This conclusion restates and explains the broader arguments of the book. It argues for the importance of a new idea of ‘privacy in public’ which would go on to become a key part of the modern social imaginary, urban forms of governmentality, and sociable self-management. A number of changes are connected to this shift: a closer imbrication of the emotions and the senses; a more circumscribed idea of the body’s boundaries; a re-gendering of smell; a re-spatialization of odours; and a new focus on sensory idiosyncrasy. In many of these respects England was very different from France, on which influential work has already focused, during this period. The ideas in this book nuance recent visions of Britain’s modernity as a ‘society of [sensory] strangers’.
Oxford Scholarship Online requires a subscription or purchase to access the full text of books within the service. Public users can however freely search the site and view the abstracts and keywords for each book and chapter.

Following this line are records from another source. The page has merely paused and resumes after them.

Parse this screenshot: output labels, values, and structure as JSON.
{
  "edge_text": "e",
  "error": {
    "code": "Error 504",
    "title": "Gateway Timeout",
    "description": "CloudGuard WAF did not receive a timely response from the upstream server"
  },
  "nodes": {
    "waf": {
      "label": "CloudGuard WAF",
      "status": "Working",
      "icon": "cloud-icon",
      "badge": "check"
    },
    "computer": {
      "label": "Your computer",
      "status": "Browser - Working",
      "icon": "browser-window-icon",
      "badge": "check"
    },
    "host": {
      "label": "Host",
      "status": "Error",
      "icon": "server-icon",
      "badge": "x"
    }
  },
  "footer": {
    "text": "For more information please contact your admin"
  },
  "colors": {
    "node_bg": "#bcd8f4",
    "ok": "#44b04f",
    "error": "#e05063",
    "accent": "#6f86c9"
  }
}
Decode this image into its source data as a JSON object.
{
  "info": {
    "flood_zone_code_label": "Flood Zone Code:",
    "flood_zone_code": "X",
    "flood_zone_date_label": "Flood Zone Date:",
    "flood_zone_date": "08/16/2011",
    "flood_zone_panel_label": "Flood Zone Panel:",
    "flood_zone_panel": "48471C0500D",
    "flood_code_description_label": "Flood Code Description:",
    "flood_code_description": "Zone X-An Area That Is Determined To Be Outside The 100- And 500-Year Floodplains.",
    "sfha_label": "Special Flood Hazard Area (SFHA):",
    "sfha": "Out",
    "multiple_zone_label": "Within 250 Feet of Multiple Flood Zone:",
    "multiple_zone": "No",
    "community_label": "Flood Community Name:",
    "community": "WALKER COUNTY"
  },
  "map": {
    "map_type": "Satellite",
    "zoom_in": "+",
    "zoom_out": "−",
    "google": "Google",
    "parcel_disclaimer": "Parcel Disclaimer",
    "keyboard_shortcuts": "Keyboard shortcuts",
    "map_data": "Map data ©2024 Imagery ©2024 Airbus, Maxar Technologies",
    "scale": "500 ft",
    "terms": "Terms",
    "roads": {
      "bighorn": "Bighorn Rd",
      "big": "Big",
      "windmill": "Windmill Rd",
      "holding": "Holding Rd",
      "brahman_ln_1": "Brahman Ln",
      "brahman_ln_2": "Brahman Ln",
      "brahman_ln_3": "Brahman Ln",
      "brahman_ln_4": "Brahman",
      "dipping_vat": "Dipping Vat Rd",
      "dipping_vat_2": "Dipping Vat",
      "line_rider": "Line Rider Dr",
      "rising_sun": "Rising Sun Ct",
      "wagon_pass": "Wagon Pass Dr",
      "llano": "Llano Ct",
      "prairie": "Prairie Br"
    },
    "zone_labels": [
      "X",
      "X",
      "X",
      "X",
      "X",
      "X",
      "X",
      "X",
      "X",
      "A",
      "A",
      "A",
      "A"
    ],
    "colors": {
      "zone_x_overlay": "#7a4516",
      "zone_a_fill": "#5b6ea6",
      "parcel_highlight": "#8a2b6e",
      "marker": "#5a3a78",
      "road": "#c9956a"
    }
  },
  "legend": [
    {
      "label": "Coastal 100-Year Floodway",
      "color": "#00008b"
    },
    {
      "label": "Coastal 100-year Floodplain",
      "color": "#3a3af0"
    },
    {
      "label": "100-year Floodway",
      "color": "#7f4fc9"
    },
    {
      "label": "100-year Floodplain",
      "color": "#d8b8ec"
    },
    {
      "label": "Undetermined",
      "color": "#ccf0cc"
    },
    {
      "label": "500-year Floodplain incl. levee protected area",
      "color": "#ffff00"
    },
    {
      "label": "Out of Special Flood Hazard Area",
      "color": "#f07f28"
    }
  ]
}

If you think you should have access to this title, please contact your librarian.